And he falls asleep with the same big feelings that I have when I’m embarrassed in front of my friends, the same big feelings you have when your boss makes you feel stupid.


“I can’t stand the IT guy. He’s super rude. Really unfriendly.”

Cassie always said what nobody else would say but everyone was thinking, so I knew that the rest of my team probably felt the same way about Ryan, who was there for the day installing new computers.

“Really? What happened?”

“I don’t know, he just… always looks really angry, and he seems annoyed when I tell him something’s not working. He never even says hi.”

I always encouraged my employees to speak freely, so I wanted Cassie to feel understood. But I’d worked with Ryan a lot, and he was a good guy.

“Have you gotten to talk to him much? He’s actually pretty nice once you get him talking. Maybe he’s a little shy, but he’s always been really helpful to me and he’s one of the hardest working people I know. You might like him if you get to know him.”

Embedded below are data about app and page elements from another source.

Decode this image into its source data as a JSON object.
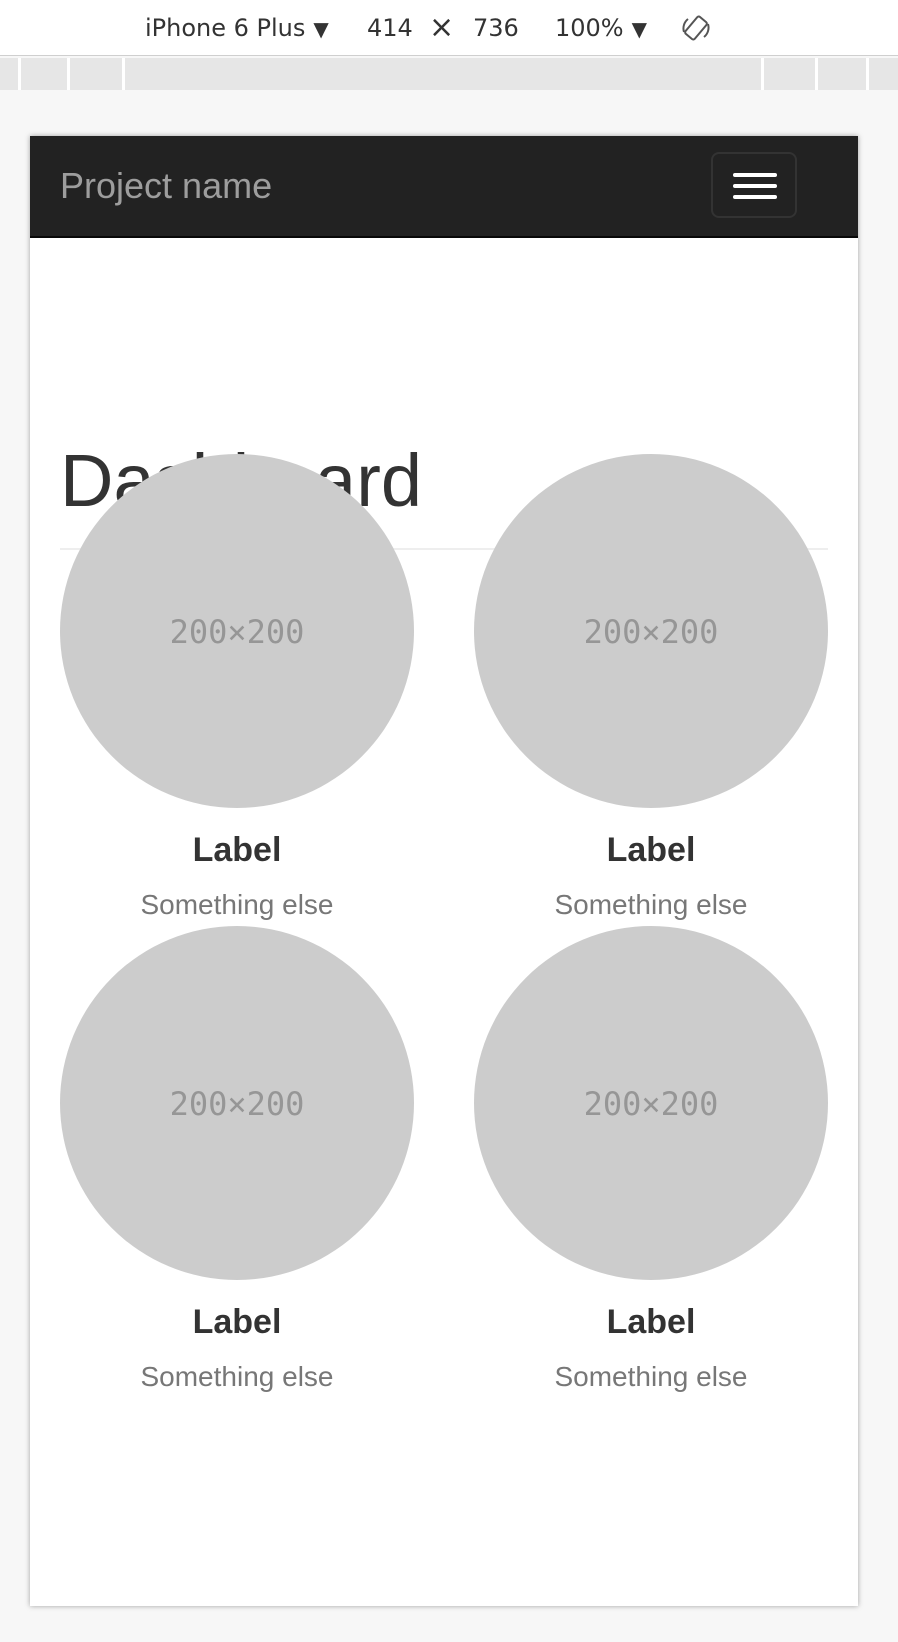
{
  "devtools": {
    "device": "iPhone 6 Plus",
    "width": "414",
    "times": "×",
    "height": "736",
    "zoom": "100%",
    "caret": "▼",
    "rotate_icon": "rotate-icon"
  },
  "navbar": {
    "brand": "Project name",
    "toggle_icon": "hamburger-menu-icon"
  },
  "page": {
    "title": "Dashboard"
  },
  "placeholders": [
    {
      "image_text": "200×200",
      "label": "Label",
      "sub": "Something else"
    },
    {
      "image_text": "200×200",
      "label": "Label",
      "sub": "Something else"
    },
    {
      "image_text": "200×200",
      "label": "Label",
      "sub": "Something else"
    },
    {
      "image_text": "200×200",
      "label": "Label",
      "sub": "Something else"
    }
  ],
  "colors": {
    "navbar_bg": "#222222",
    "brand_text": "#9d9d9d",
    "placeholder_circle": "#cccccc",
    "heading_text": "#333333",
    "muted_text": "#777777"
  }
}
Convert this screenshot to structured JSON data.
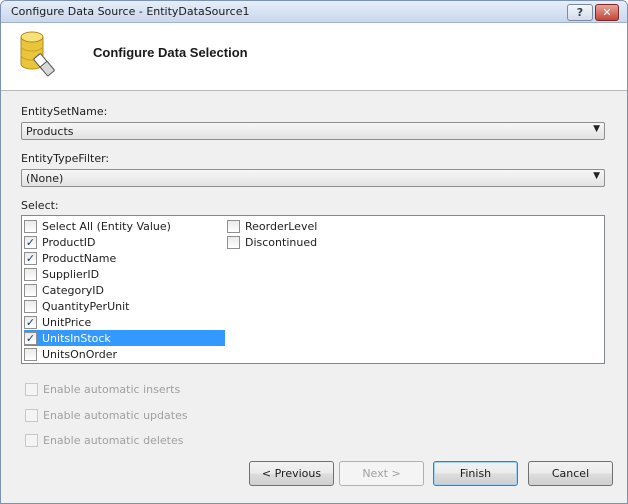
{
  "window": {
    "title": "Configure Data Source - EntityDataSource1",
    "help_label": "?",
    "close_label": "✕"
  },
  "header": {
    "icon": "database-icon",
    "title": "Configure Data Selection"
  },
  "entity_set": {
    "label": "EntitySetName:",
    "value": "Products"
  },
  "entity_type": {
    "label": "EntityTypeFilter:",
    "value": "(None)"
  },
  "select": {
    "label": "Select:",
    "items": [
      {
        "label": "Select All (Entity Value)",
        "checked": false,
        "check": ""
      },
      {
        "label": "ProductID",
        "checked": true,
        "check": "✓"
      },
      {
        "label": "ProductName",
        "checked": true,
        "check": "✓"
      },
      {
        "label": "SupplierID",
        "checked": false,
        "check": ""
      },
      {
        "label": "CategoryID",
        "checked": false,
        "check": ""
      },
      {
        "label": "QuantityPerUnit",
        "checked": false,
        "check": ""
      },
      {
        "label": "UnitPrice",
        "checked": true,
        "check": "✓"
      },
      {
        "label": "UnitsInStock",
        "checked": true,
        "check": "✓",
        "selected": true
      },
      {
        "label": "UnitsOnOrder",
        "checked": false,
        "check": ""
      },
      {
        "label": "ReorderLevel",
        "checked": false,
        "check": ""
      },
      {
        "label": "Discontinued",
        "checked": false,
        "check": ""
      }
    ]
  },
  "options": [
    {
      "label": "Enable automatic inserts",
      "enabled": false
    },
    {
      "label": "Enable automatic updates",
      "enabled": false
    },
    {
      "label": "Enable automatic deletes",
      "enabled": false
    }
  ],
  "buttons": {
    "previous": "< Previous",
    "next": "Next >",
    "finish": "Finish",
    "cancel": "Cancel"
  },
  "colors": {
    "selection": "#3399ff",
    "accent": "#3c7fb1"
  }
}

“Nope, his attitude sucks.” Cassie’s mind was made up.

Ryan is often misunderstood. He is very quiet and can be very serious. Focused, direct, and professional. Not exactly a social butterfly.

When people think and talk about Ryan the way Cassie did, it hurts Ryan. It’s not always to his face, but it gets around to him. Dirty looks, “feedback,” conversations overheard.

Cassie doesn’t know what has made Ryan who he is. Ryan served in active duty and saw some pretty dark stuff while trying to protect his country. Some of the stuff he had to see and do, he won’t talk about. “It just changes you,” he says. “You can never unsee it or undo it. And nobody back home will ever understand.”

Some nights he startles awake, ready to fight, only to find he’s sitting in a bed drenched in sweat. He has been through so much, sacrificed more than a lot of us can imagine. And it has left scars he carries with him to work every day–scars that rub people the wrong way. He’s seen more than just rainbows and butterflies, and you can see it on his face. But if you don’t know him already, it may just look like “unfriendliness.”

Ryan is a complete softy deep down. He’s head over heals for his wife and would give the world for his kids. He loves to serve. He has big feelings, just like the rest of us. It’s easy when we’re in Cassie’s position to forget that.


When I was about 7, I knew this girl named Bridget. She had a couple lively little siblings with cute curly hair–picture perfect. But she had plain black hair and lots of freckles. She was quiet and kept to herself. Shy.

Bridget brought me a picture that she drew of me as a gift. She had given me freckles, too.

“That’s so ugly! I don’t look like that at all! You’re so bad at drawing!” I yelled at her as I tore the picture down the middle and crumpled it up.

Tears welled up in Bridget’s eyes and she hurried away to hide. All alone.


Billions of people share this earth with you and me. Each one is unique. Each one has his or her own struggles and fears, insecurities and soft spots. But each one shares our humanness.

Look with compassion at the next person you see today, at the next person that bothers you, and the next stranger who interacts with you. They have feelings–big feelings–just like you. Good feelings and bad feelings. And you are going to have something to do with those feelings.

covey quote